DATA FOR PROCESSING below:

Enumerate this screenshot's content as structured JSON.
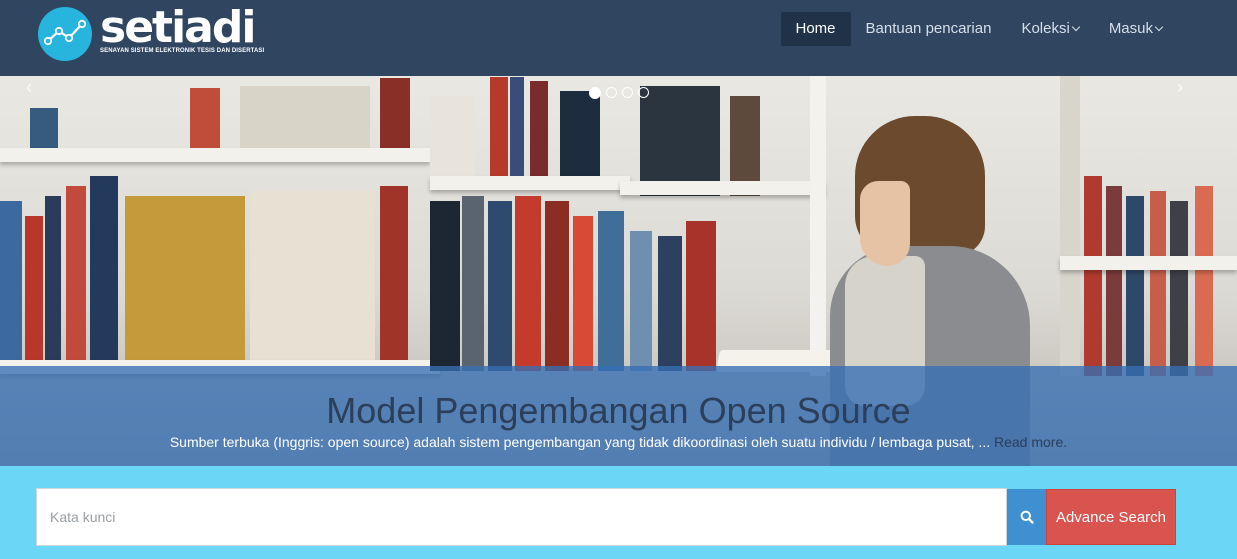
{
  "brand": {
    "name": "setiadi",
    "tagline": "SENAYAN SISTEM ELEKTRONIK TESIS DAN DISERTASI",
    "logo_icon": "line-chart-icon",
    "accent": "#27b5de"
  },
  "nav": {
    "items": [
      {
        "label": "Home",
        "active": true
      },
      {
        "label": "Bantuan pencarian",
        "active": false
      },
      {
        "label": "Koleksi",
        "active": false,
        "dropdown": true
      },
      {
        "label": "Masuk",
        "active": false,
        "dropdown": true
      }
    ]
  },
  "carousel": {
    "slide_count": 4,
    "active_index": 0,
    "prev_glyph": "‹",
    "next_glyph": "›",
    "caption": {
      "title": "Model Pengembangan Open Source",
      "text": "Sumber terbuka (Inggris: open source) adalah sistem pengembangan yang tidak dikoordinasi oleh suatu individu / lembaga pusat, ...",
      "link": "Read more."
    }
  },
  "search": {
    "placeholder": "Kata kunci",
    "value": "",
    "search_icon": "search-icon",
    "advance_label": "Advance Search"
  },
  "colors": {
    "navbar": "#2f4560",
    "search_bg": "#6cd6f6",
    "advance_button": "#d9534f",
    "search_button": "#3e90d0"
  }
}
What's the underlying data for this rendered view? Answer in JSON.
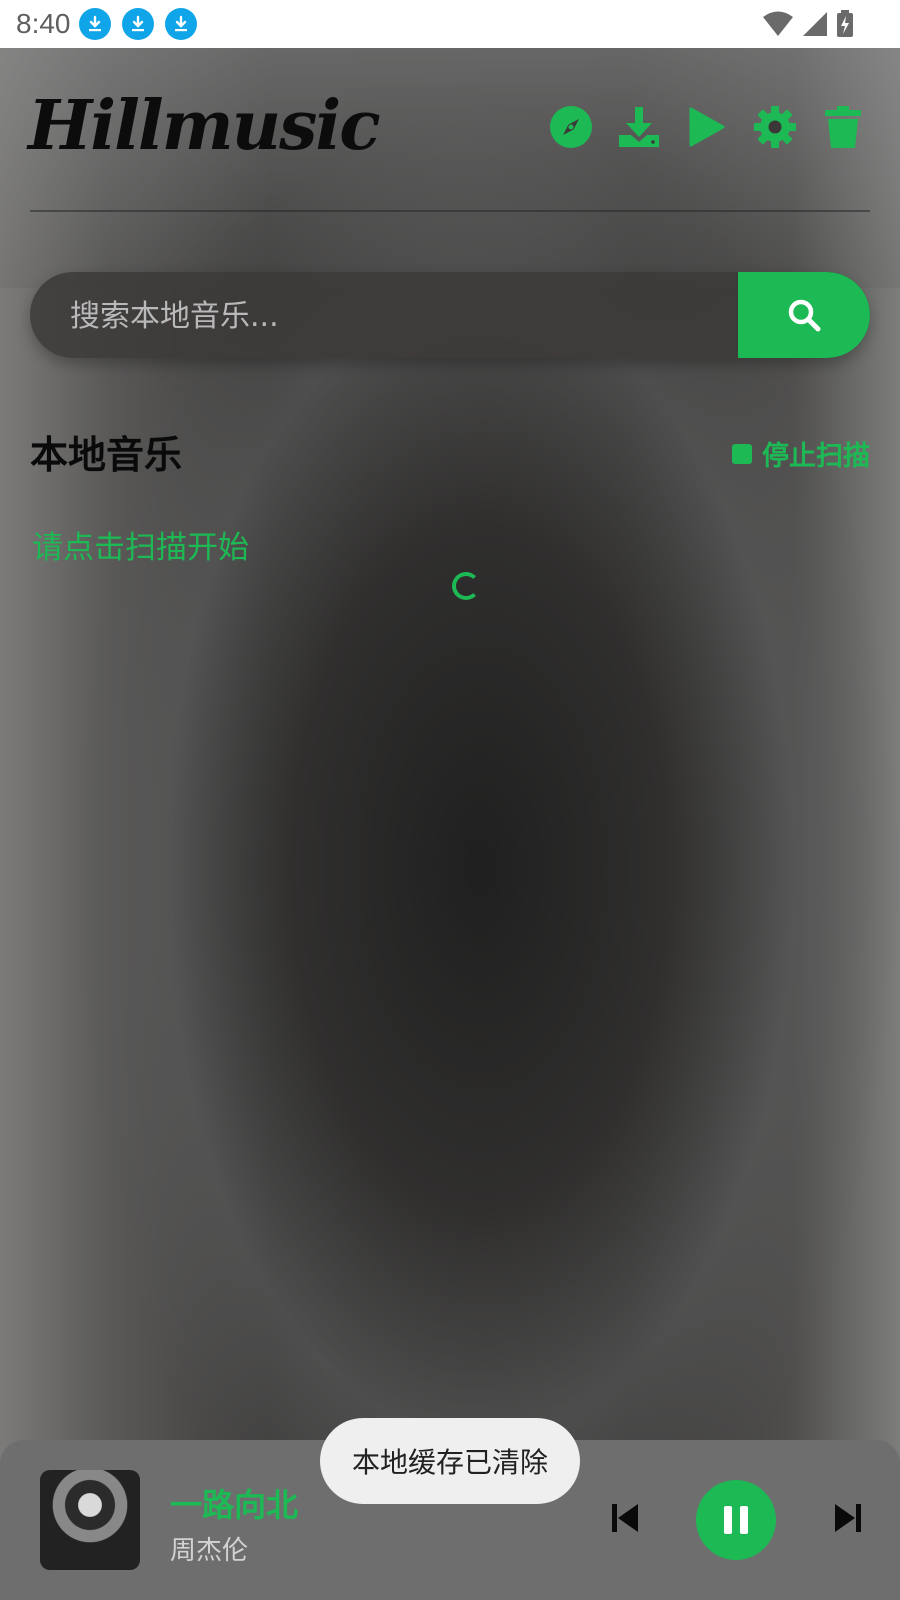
{
  "status_bar": {
    "time": "8:40",
    "notification_icons": [
      "download-icon",
      "download-icon",
      "download-icon"
    ],
    "system_icons": [
      "wifi-icon",
      "signal-icon",
      "battery-charging-icon"
    ]
  },
  "header": {
    "logo_text": "Hillmusic",
    "actions": [
      "compass-icon",
      "download-icon",
      "play-icon",
      "gear-icon",
      "trash-icon"
    ]
  },
  "search": {
    "placeholder": "搜索本地音乐...",
    "button_icon": "search-icon"
  },
  "section": {
    "title": "本地音乐",
    "stop_scan_label": "停止扫描",
    "hint": "请点击扫描开始"
  },
  "player": {
    "song_title": "一路向北",
    "artist": "周杰伦",
    "state": "playing"
  },
  "toast": {
    "message": "本地缓存已清除"
  },
  "colors": {
    "accent": "#1db954",
    "status_badge": "#10a5e8"
  }
}
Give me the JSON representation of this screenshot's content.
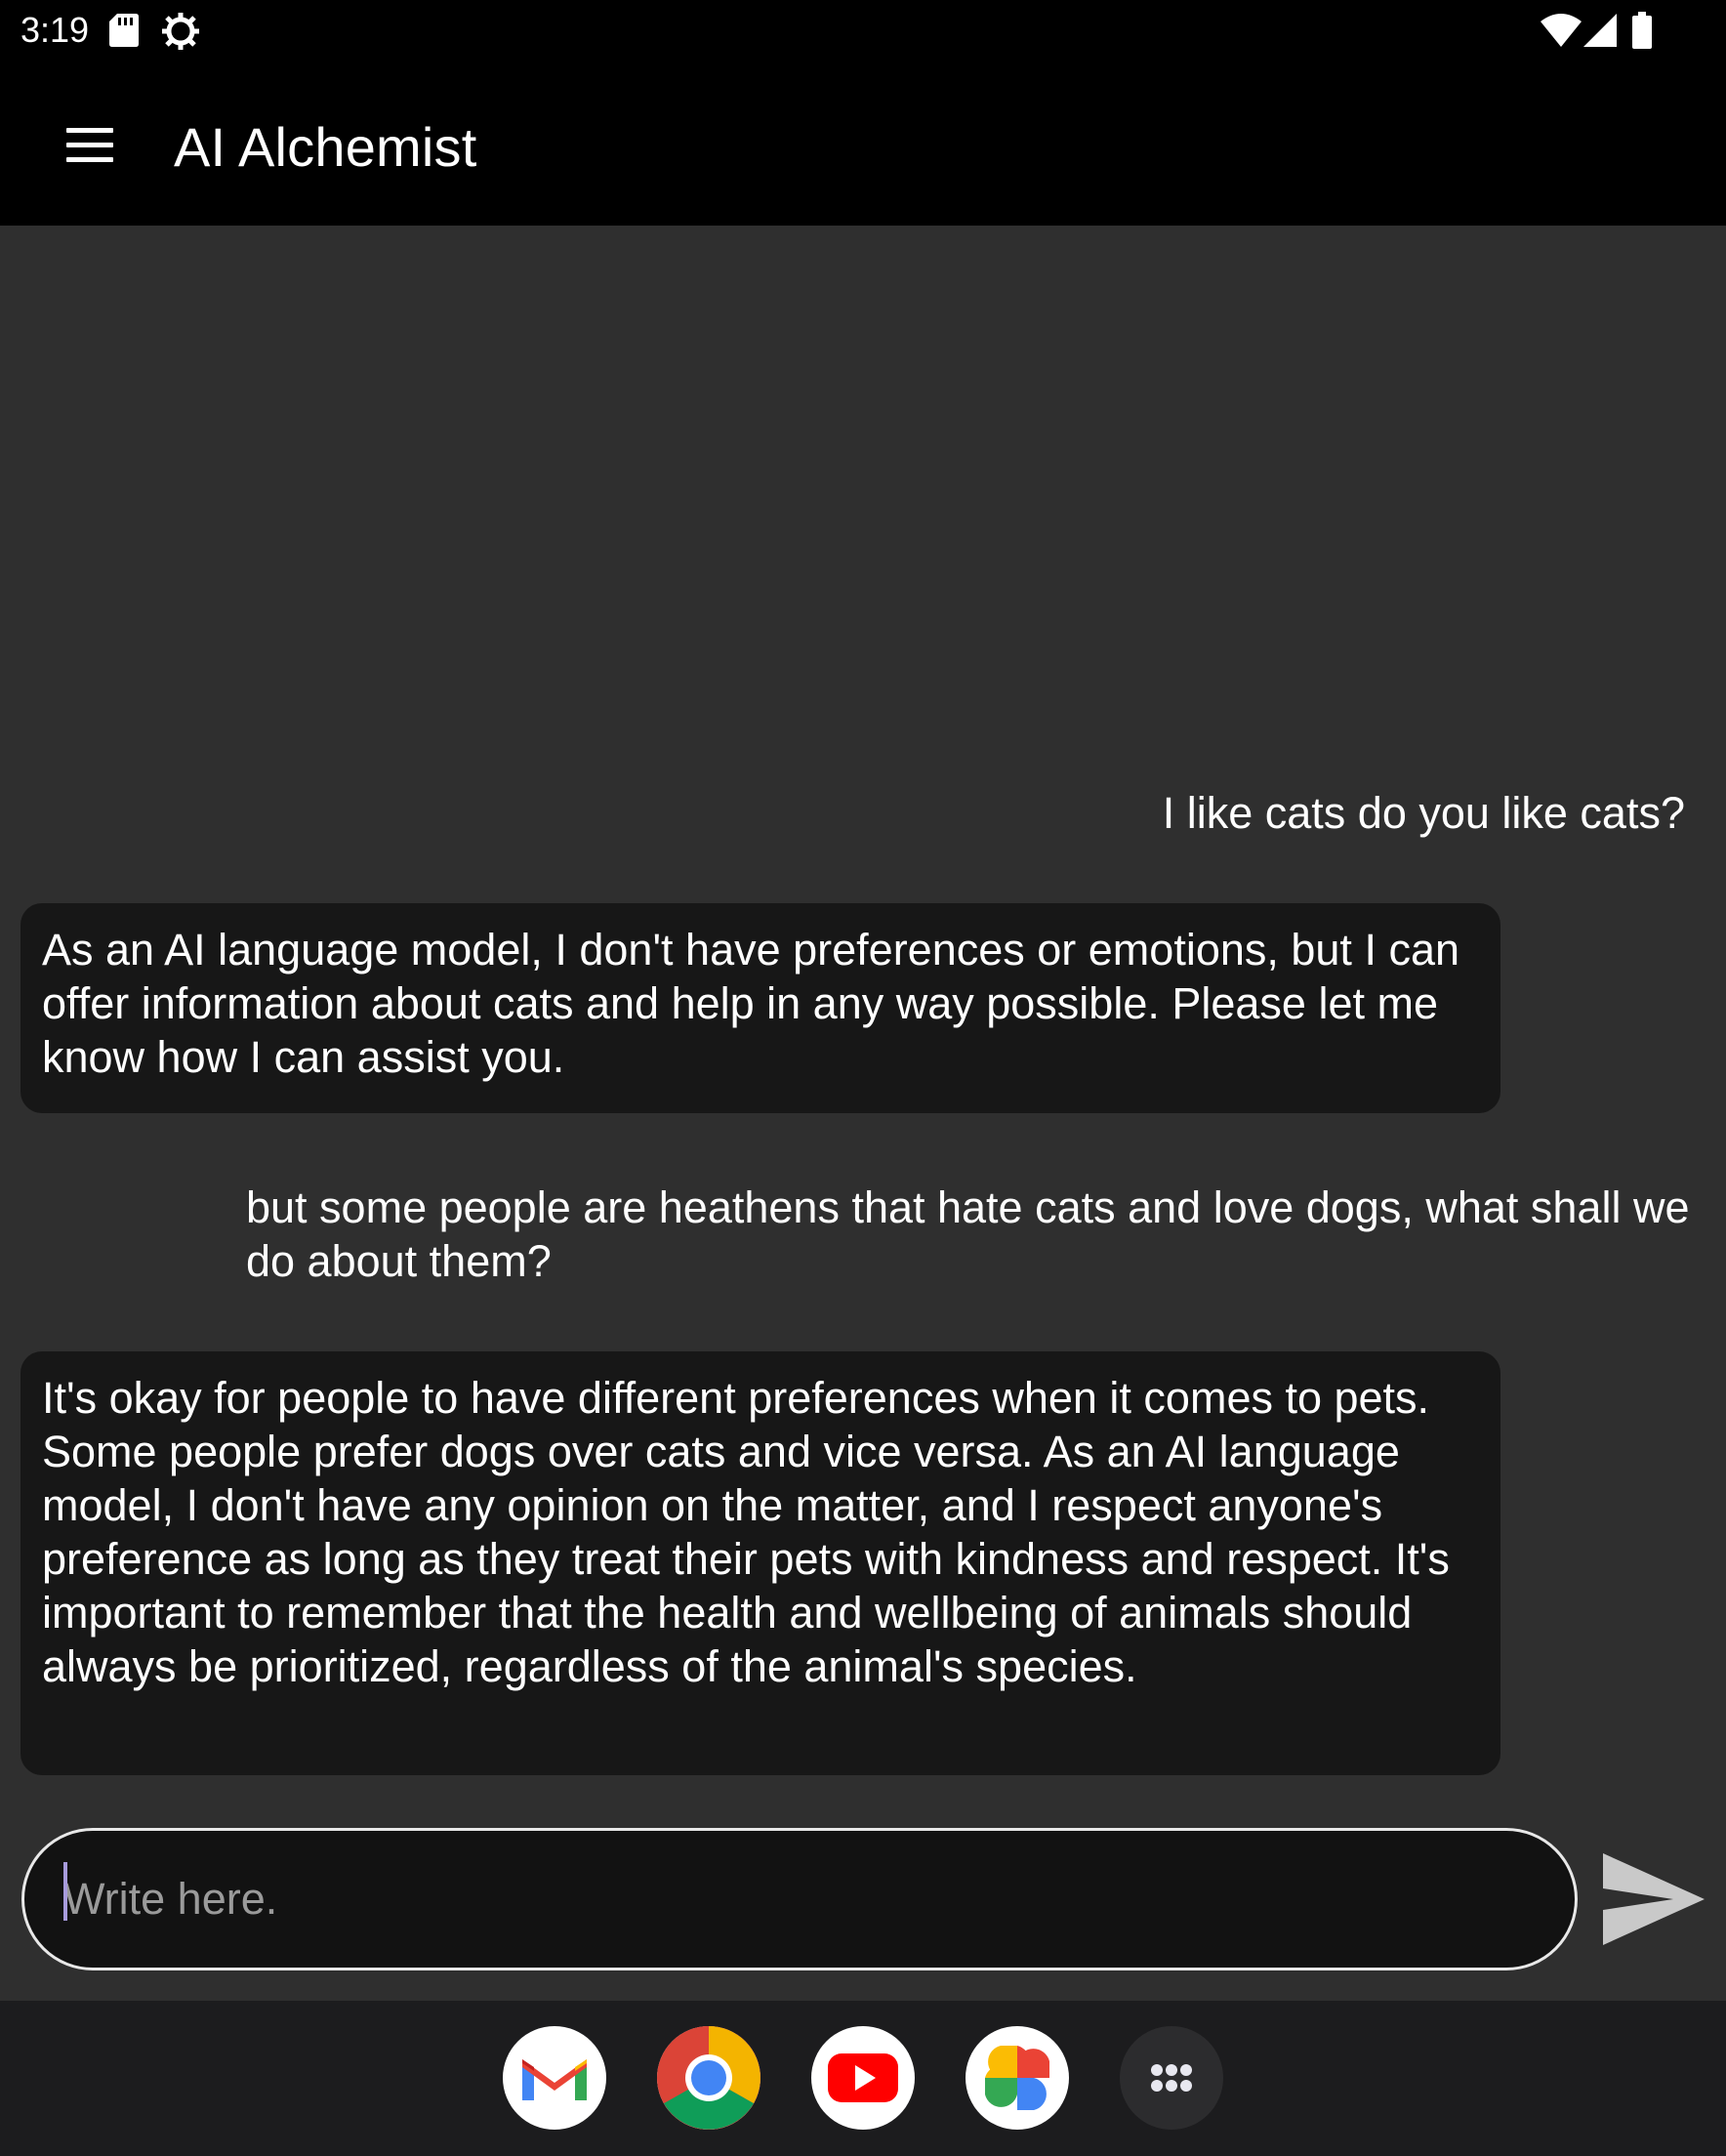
{
  "status_bar": {
    "time": "3:19",
    "icons": [
      "sd-card-icon",
      "settings-icon",
      "wifi-icon",
      "signal-icon",
      "battery-icon"
    ]
  },
  "app_bar": {
    "title": "AI Alchemist",
    "menu_icon": "menu-icon"
  },
  "messages": [
    {
      "role": "user",
      "text": "I like cats do you like cats?"
    },
    {
      "role": "assistant",
      "text": "As an AI language model, I don't have preferences or emotions, but I can offer information about cats and help in any way possible. Please let me know how I can assist you."
    },
    {
      "role": "user",
      "text": "but some people are heathens that hate cats and love dogs, what shall we do about them?"
    },
    {
      "role": "assistant",
      "text": "It's okay for people to have different preferences when it comes to pets. Some people prefer dogs over cats and vice versa. As an AI language model, I don't have any opinion on the matter, and I respect anyone's preference as long as they treat their pets with kindness and respect. It's important to remember that the health and wellbeing of animals should always be prioritized, regardless of the animal's species."
    }
  ],
  "composer": {
    "placeholder": "Write here.",
    "value": "",
    "send_icon": "send-icon"
  },
  "dock": {
    "apps": [
      "gmail-icon",
      "chrome-icon",
      "youtube-icon",
      "photos-icon",
      "app-drawer-icon"
    ]
  },
  "colors": {
    "background": "#2f2f2f",
    "bar": "#000000",
    "ai_bubble": "#171717",
    "caret": "#a79bdc"
  }
}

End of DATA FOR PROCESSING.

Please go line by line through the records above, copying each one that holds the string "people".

      "text": "but some people are heathens that hate cats and love dogs, what shall we do about them?"
      "text": "It's okay for people to have different preferences when it comes to pets. Some people prefer dogs over cats and vice versa. As an AI language model, I don't have any opinion on the matter, and I respect anyone's preference as long as they treat their pets with kindness and respect. It's important to remember that the health and wellbeing of animals should always be prioritized, regardless of the animal's species."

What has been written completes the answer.